Film Round-Up: Candyman, Dear Evan Hansen, Everybody’s Talking About Jamie and Old
Artist Anthony McCoy finds out about the legend of the Candyman and becomes obsessed. Anyone who goes ‘hurr durr politics shouldn’t be in my horror movies’ are idiots because politics have always been part of horror movies. Candyman is probably the most overtly political as this reboot looks to make the most of the fact Candyman was a black slasher villain which wasn’t exactly common. How well you like this movie depends on how much you like the integration of the politics into the horror. For me, it’s hit and miss. For sure, it adds a lot more depth to the film and with everything that has happened over the last two years with Black Lives Matters, the film does have extra meaning. But on the other hand some of it doesn’t mix that well and the film’s horror scenes often feels tacked on, with the school bathroom scene feeling very out of place compared to everything else happening in the film. I appreciate the attempt from this film but it only partially sticks the landing.

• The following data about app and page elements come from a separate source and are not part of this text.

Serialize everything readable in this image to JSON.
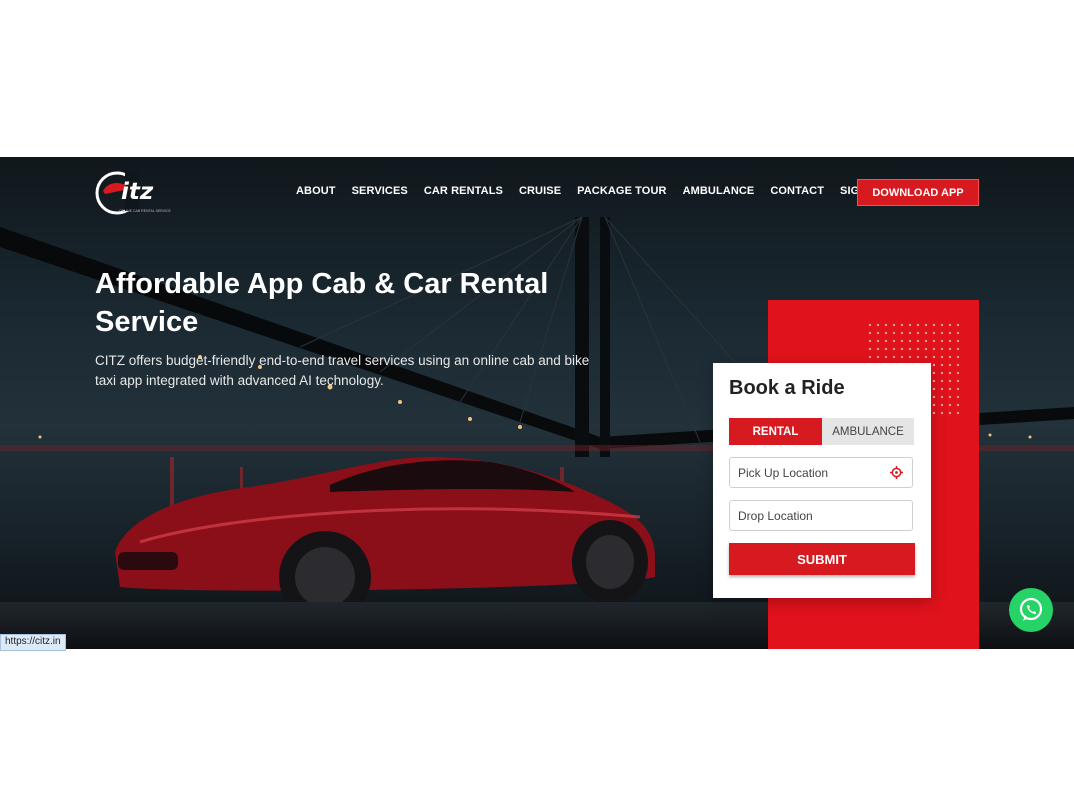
{
  "brand": {
    "logo_text": "itz",
    "logo_tagline": "ONLINE CAB RENTAL SERVICE",
    "accent": "#d71920"
  },
  "nav": {
    "items": [
      "ABOUT",
      "SERVICES",
      "CAR RENTALS",
      "CRUISE",
      "PACKAGE TOUR",
      "AMBULANCE",
      "CONTACT",
      "SIGNIN"
    ],
    "download_label": "DOWNLOAD APP"
  },
  "hero": {
    "headline": "Affordable App Cab & Car Rental Service",
    "subtext": "CITZ offers budget-friendly end-to-end travel services using an online cab and bike taxi app integrated with advanced AI technology."
  },
  "booking": {
    "title": "Book a Ride",
    "tabs": [
      "RENTAL",
      "AMBULANCE"
    ],
    "active_tab": "RENTAL",
    "pickup_placeholder": "Pick Up Location",
    "drop_placeholder": "Drop Location",
    "submit_label": "SUBMIT",
    "pin_icon": "location-target-icon"
  },
  "whatsapp_icon": "whatsapp-icon",
  "status_url": "https://citz.in"
}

Dear Evan Hansen
Evan Hansen accidentally becomes close with a family who lost their son to suicide as they mistakenly believe he was their son’s best friend. I don’t know how this plays on the West End and Broadway but this story is irredeemable for the main character. He goes along with pretending to be the best friend of a dead boy so he can get with his sister. That’s the plot and it’s hard to really sympathise and go with the story’s morals when this is our lead. To make it worse, Evan is obviously a 30-year-old plus man and not a teenager. This gets even worse when everyone else either looks like a teenager or is one. So you have an adult masquerading as a teenager using a dead son to get with a teenage girl. Ugh. Add onto this the sound mixing means you can’t hear the lyrics to the songs, you have a musical which makes the creation of Cats seem sane.
Everybody’s Talking About Jamie

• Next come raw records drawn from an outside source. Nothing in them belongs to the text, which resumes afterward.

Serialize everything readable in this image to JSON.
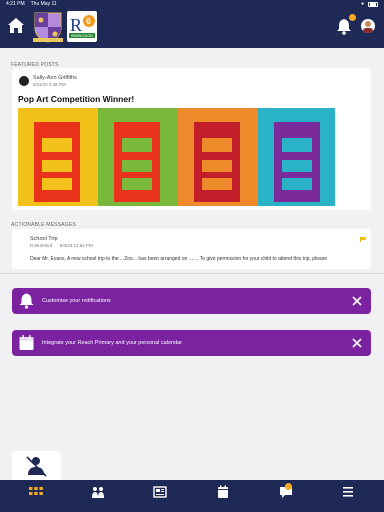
{
  "status_bar": {
    "time": "4:21 PM",
    "date": "Thu May 11"
  },
  "colors": {
    "navy": "#1e2a55",
    "purple": "#7b22a1",
    "orange": "#f6a821"
  },
  "header": {
    "logo_text": "R6",
    "logo_subtext": "WIMBLEDON"
  },
  "featured": {
    "label": "FEATURED POSTS",
    "post": {
      "author": "Sally-Ann Griffiths",
      "date": "5/11/23 3:48 PM",
      "title": "Pop Art Competition Winner!",
      "image": "pop-art-phone-box-prints"
    }
  },
  "actionable": {
    "label": "ACTIONABLE MESSAGES",
    "message": {
      "title": "School Trip",
      "sender": "D Mumford",
      "date": "5/4/23 12:54 PM",
      "body": "Dear Mr. Evans, A new school trip to the ...Zoo... has been arranged on ....... To give permission for your child to attend this trip, please"
    }
  },
  "promos": [
    {
      "text": "Customise your notifications",
      "icon": "bell-icon"
    },
    {
      "text": "Integrate your Reach Primary and your personal calendar",
      "icon": "calendar-icon"
    }
  ],
  "tabs": [
    "home-grid-icon",
    "people-icon",
    "news-icon",
    "calendar-icon",
    "chat-icon",
    "menu-icon"
  ]
}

Teenager Jamie wants to be a drag queen but he’ll have to overcome his self-confidence issues and bigoted family members before he can do that. Now if you want a musical about a teenager going through some tough times at school, this is the one to watch. And I’m not just biased because this was set and filmed about a mile away from where I live, though that does help. This is just a feel good musical which is just enjoyable to watch. There are plenty of catchy songs, the musical sequences are done in a stylistic way which will catch your attention and there are plenty of fun performances on display, especially a very game Richard E Grant who steals the show as an aging drag queen who plays mentor to Jamie. The story is predictable and it’s as standard musical as you can get, but sometimes that’s what you want and this hits that hole just right.

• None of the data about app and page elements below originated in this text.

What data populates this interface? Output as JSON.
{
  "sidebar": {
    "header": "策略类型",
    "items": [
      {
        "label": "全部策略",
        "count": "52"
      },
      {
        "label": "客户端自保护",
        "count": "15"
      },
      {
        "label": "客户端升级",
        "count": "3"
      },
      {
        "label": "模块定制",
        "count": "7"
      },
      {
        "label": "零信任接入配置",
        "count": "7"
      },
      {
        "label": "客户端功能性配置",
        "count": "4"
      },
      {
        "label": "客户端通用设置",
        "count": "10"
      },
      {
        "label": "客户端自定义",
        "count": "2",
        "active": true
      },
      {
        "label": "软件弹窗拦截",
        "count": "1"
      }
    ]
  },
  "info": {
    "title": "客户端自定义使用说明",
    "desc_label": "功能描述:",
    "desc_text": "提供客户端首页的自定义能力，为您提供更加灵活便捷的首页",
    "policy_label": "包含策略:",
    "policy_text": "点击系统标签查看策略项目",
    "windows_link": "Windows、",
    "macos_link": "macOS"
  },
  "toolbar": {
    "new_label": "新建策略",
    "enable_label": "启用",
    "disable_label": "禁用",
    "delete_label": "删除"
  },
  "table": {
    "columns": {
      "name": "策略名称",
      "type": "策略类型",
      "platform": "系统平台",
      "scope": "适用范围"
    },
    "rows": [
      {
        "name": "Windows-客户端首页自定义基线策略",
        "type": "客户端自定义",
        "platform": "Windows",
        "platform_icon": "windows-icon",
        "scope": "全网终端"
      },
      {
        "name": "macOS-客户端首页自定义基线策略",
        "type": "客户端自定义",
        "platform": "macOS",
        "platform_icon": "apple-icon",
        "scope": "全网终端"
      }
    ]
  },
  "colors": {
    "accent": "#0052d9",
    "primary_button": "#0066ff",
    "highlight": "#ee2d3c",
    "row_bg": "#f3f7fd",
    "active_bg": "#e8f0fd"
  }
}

A group of holidaymakers end up on a beach which speeds up the process of aging, meaning they only have a short amount of time to escape or they’ll die. Did you think that Split might mean M Night. Shyamalan would finally realise the potential he showed with The Sixth Sense and Unbreakable? Nope, we’re back to the crap that made him a joke! An interesting premise which is ruined by everything that makes up a movie. So that is some incredibly stilted acting, performances which are more wooden than a oak tree and the plot completely stalls after everything is revealed. I get the feeling that this idea might be better suited to a short film than it is a full length movie. This is probably one of Shyamalan’s duller efforts because seriously the film completely loses track of what it’s doing halfway through, but also one of his most frustrating as he recently revealed that he isn’t a complete hack. This film will age like milk.